It’s Wednesday morning, just after 9 a.m., and the giant event room on the second floor of the Loews Hotel is kissed with blue — the color of Monetate.
Glowing blue orbs sit at the center of every table, long rows of Monetate employees — in blue company T-shirts — line the back of the room and blue lights illuminate the room’s stately floor to ceiling columns and the folds of the curtain on stage, where Monetate CEO Lucinda Duncalfe, clad in jeans and a blazer, has just appeared. Her walk-on music? Katy Perry’s “Roar.”
Duncalfe was opening the fifth annual Monetate Summit, a gathering of 350 of the Conshohocken digital marketing company’s customers. It’s a big ticket event: $695 for a day-and-a-half of marketing seminars, with an additional $199 if you want to attend “Monetate University Live!,” the full day of Monetate training before the summit began. The event also has a full roster of sponsors.
The summit featured execs from Lilly Pulitzer and JanSport, plus a former exec from Apple and Tesla Motors.
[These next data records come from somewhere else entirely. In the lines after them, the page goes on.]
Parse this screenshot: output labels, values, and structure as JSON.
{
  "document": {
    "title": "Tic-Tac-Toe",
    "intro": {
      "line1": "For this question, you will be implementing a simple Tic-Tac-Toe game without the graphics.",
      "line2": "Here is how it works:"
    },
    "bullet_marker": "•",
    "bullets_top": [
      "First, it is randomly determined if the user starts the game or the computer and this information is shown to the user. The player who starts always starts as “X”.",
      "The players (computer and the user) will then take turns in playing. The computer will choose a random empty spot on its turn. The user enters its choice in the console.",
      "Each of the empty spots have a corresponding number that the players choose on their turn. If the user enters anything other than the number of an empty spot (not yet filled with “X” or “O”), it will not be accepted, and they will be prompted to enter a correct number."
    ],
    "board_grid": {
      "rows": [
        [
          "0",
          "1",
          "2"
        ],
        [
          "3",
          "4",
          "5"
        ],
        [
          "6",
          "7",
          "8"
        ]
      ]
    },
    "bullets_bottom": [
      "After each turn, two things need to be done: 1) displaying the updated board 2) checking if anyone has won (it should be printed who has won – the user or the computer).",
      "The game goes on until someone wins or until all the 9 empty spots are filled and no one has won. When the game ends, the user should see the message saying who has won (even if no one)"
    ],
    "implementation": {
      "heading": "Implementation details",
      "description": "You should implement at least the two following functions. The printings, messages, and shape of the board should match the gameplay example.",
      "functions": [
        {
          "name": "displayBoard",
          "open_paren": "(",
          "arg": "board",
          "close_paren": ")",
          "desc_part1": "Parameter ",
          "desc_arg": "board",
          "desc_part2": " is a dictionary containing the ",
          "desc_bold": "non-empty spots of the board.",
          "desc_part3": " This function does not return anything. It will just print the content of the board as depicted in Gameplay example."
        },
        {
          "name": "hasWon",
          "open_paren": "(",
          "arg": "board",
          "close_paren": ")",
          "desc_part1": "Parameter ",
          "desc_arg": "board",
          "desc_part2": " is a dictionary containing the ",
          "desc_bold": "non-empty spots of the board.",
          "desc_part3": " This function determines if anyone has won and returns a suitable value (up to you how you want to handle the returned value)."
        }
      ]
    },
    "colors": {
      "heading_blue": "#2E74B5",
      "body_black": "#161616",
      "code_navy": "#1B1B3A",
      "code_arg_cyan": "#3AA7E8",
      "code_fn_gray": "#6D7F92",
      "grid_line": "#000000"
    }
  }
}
Think of it as a mini Dreamforce, the annual conference for Salesforce that costs over $1,000 to attend. If anything, the Monetate Summit is a reminder of the company’s stature. Philadelphia is home to many a B2B tech company, but only Monetate is hosting a conference at this level (RJMetrics held its first customer event in New York City, where many of its customers are located, just last month, and it doesn’t seem like Curalate has held one yet, though they attend many industry events. We asked Curalate about a customer summit but never heard back.). Monetate has also held summits in Europe.
The theme of this year’s summit: Personalize Now. It’s written on the posters in the hallway and on the Italian leatherette blue notebooks at every attendee’s seat. Monetate’s technology gives ecommerce companies the tools to do personalized, targeted marketing.
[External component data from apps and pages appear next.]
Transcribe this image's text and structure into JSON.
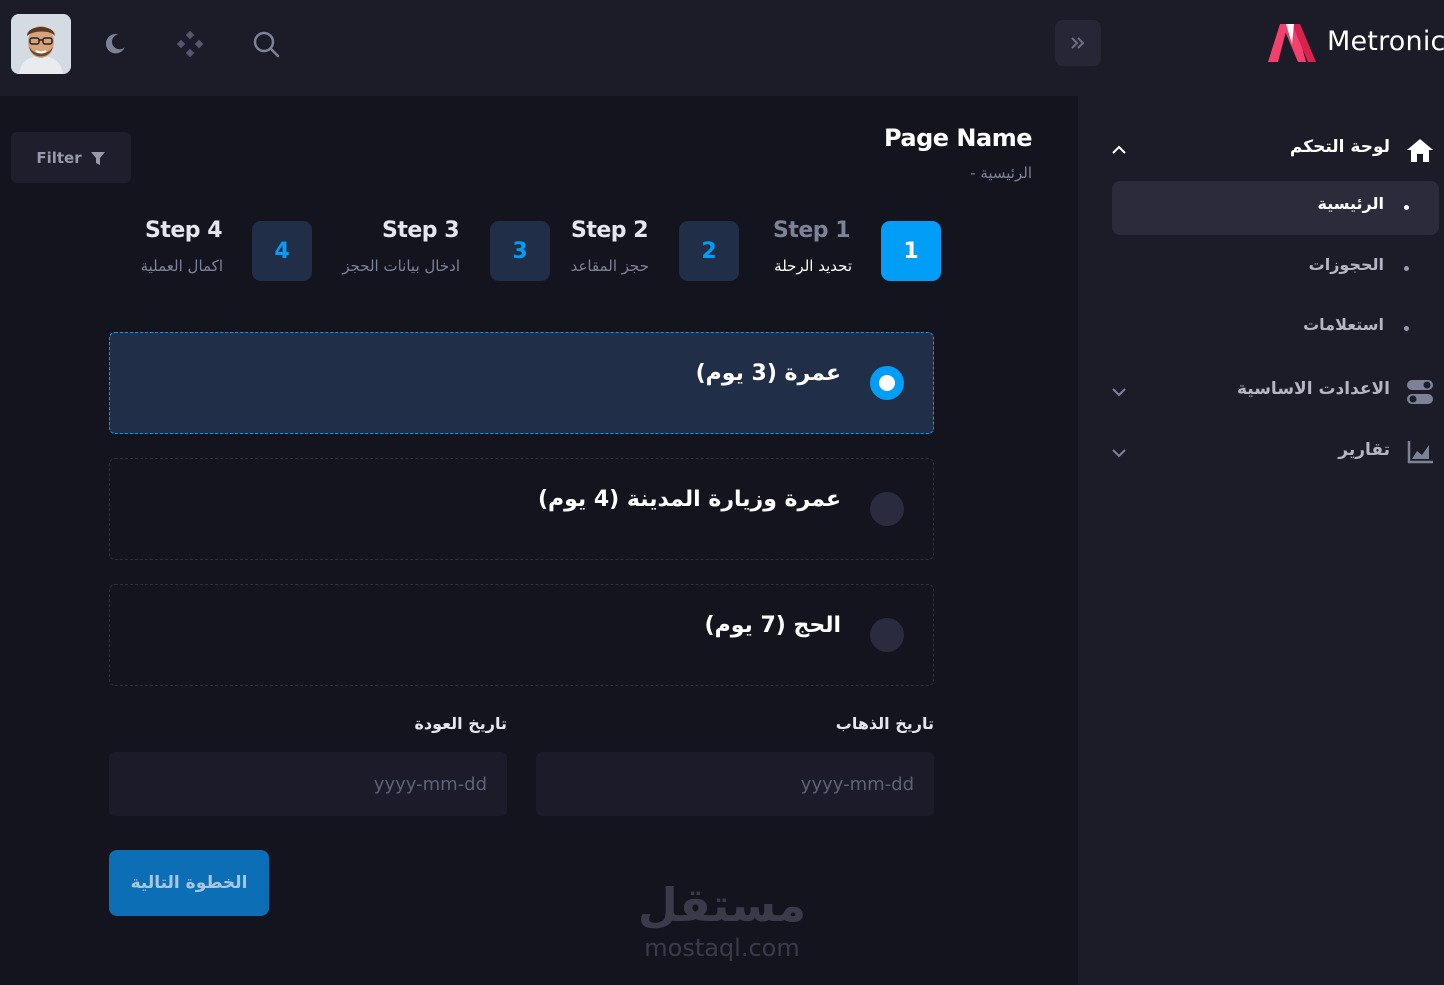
{
  "brand": {
    "name": "Metronic",
    "accent": "#f1416c"
  },
  "topbar": {
    "icons": [
      "moon-icon",
      "apps-icon",
      "search-icon"
    ],
    "collapse_icon": "chevrons-right-icon"
  },
  "sidebar": {
    "dashboard_label": "لوحة التحكم",
    "sub_items": [
      {
        "label": "الرئيسية",
        "active": true
      },
      {
        "label": "الحجوزات",
        "active": false
      },
      {
        "label": "استعلامات",
        "active": false
      }
    ],
    "settings_label": "الاعدادت الاساسية",
    "reports_label": "تقارير"
  },
  "header": {
    "title": "Page Name",
    "breadcrumb": "الرئيسية  -",
    "filter_label": "Filter"
  },
  "stepper": {
    "steps": [
      {
        "num": "1",
        "title": "Step 1",
        "desc": "تحديد الرحلة",
        "active": true
      },
      {
        "num": "2",
        "title": "Step 2",
        "desc": "حجز المقاعد",
        "active": false
      },
      {
        "num": "3",
        "title": "Step 3",
        "desc": "ادخال بيانات الحجز",
        "active": false
      },
      {
        "num": "4",
        "title": "Step 4",
        "desc": "اكمال العملية",
        "active": false
      }
    ]
  },
  "options": [
    {
      "label": "عمرة (3 يوم)",
      "selected": true
    },
    {
      "label": "عمرة وزيارة المدينة (4 يوم)",
      "selected": false
    },
    {
      "label": "الحج (7 يوم)",
      "selected": false
    }
  ],
  "form": {
    "departure_label": "تاريخ الذهاب",
    "departure_placeholder": "yyyy-mm-dd",
    "return_label": "تاريخ العودة",
    "return_placeholder": "yyyy-mm-dd",
    "next_label": "الخطوة التالية"
  },
  "watermark": {
    "arabic": "مستقل",
    "latin": "mostaql.com"
  },
  "colors": {
    "primary": "#009ef7",
    "background": "#14141e",
    "panel": "#1c1c28"
  }
}
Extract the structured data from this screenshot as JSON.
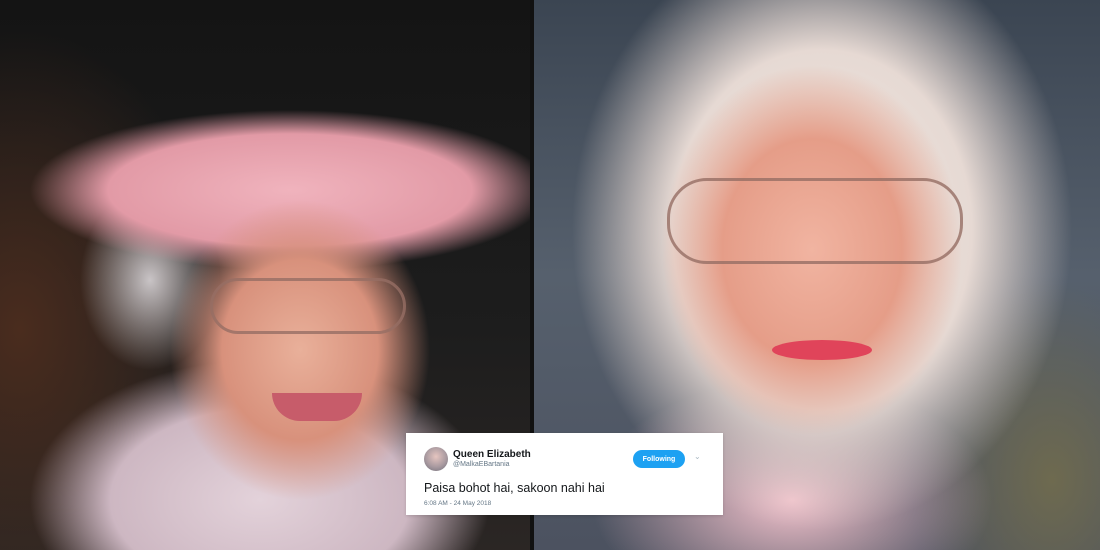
{
  "tweet": {
    "name": "Queen Elizabeth",
    "handle": "@MalkaEBartania",
    "follow_label": "Following",
    "text": "Paisa bohot hai, sakoon nahi hai",
    "timestamp": "6:08 AM - 24 May 2018",
    "menu_icon": "chevron-down-icon"
  },
  "colors": {
    "follow_button": "#1da1f2",
    "card_background": "#ffffff",
    "text_primary": "#14171a",
    "text_secondary": "#657786"
  }
}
It was the first Monetate Summit with Duncalfe as CEO. She replaced cofounder and CEO David Brussin last summer. (Brussin spoke on a panel at this year’s summit.) Duncalfe seemed natural on stage talking about “lifts” (marketing speak for an increase in sales or conversions) and “the five levels of personalization.”
She talked about shopping for graduation dresses with her daughter and pondered what the future of shopping would look like, what that experience would look like and how Monetate would play a role in that. She talked about joining her first startup back in 1995, when “analytics were log files” and it was Lycos, not Google, that was a household name.
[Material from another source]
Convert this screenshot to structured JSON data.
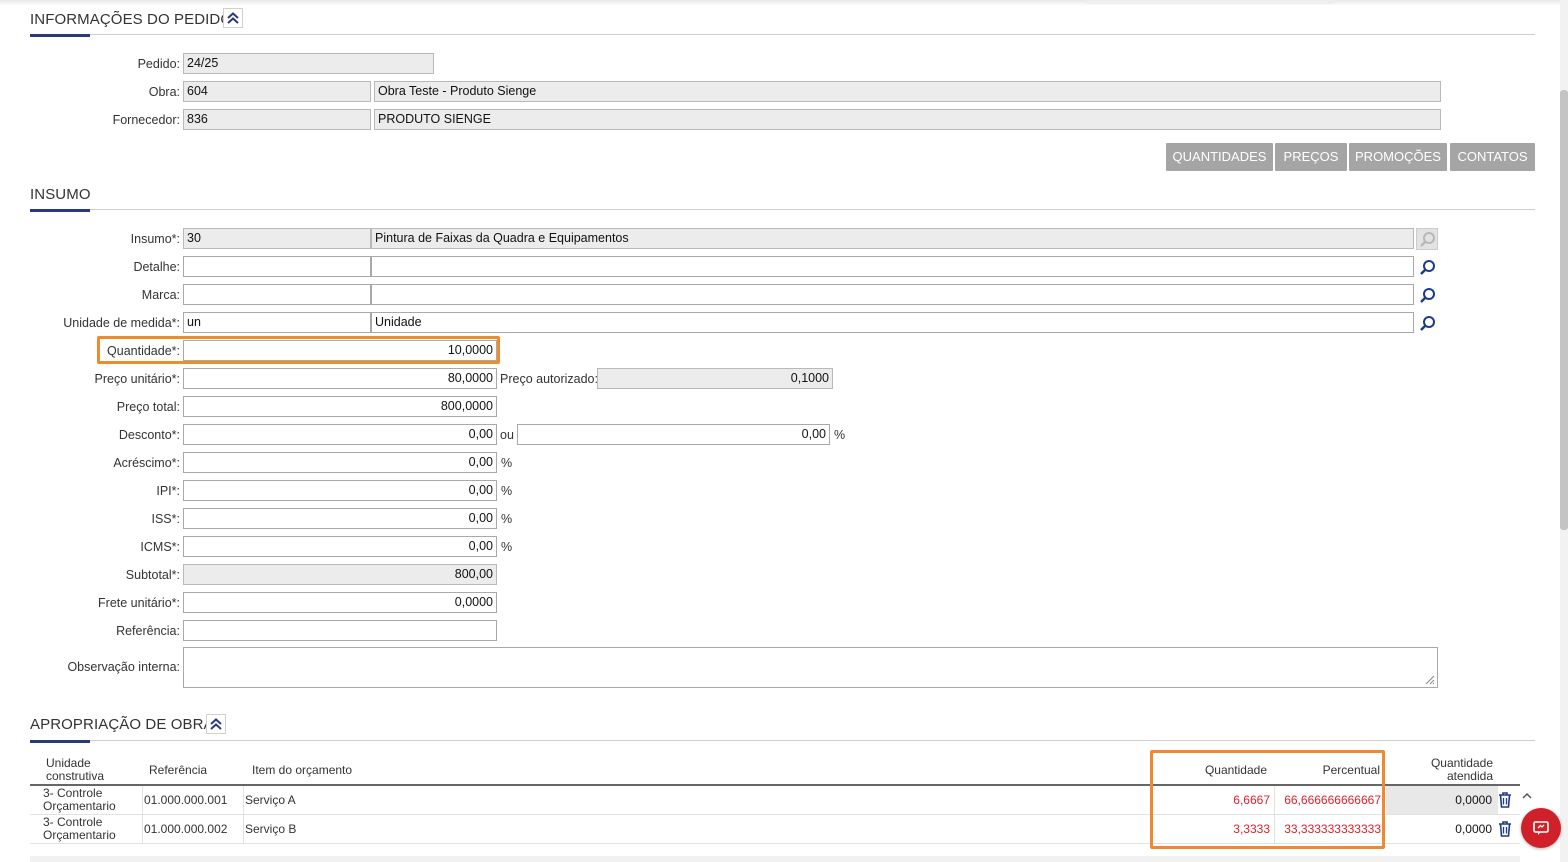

Back then, she said, “we knew that something big was happening.”
She said it feels the same now.-30-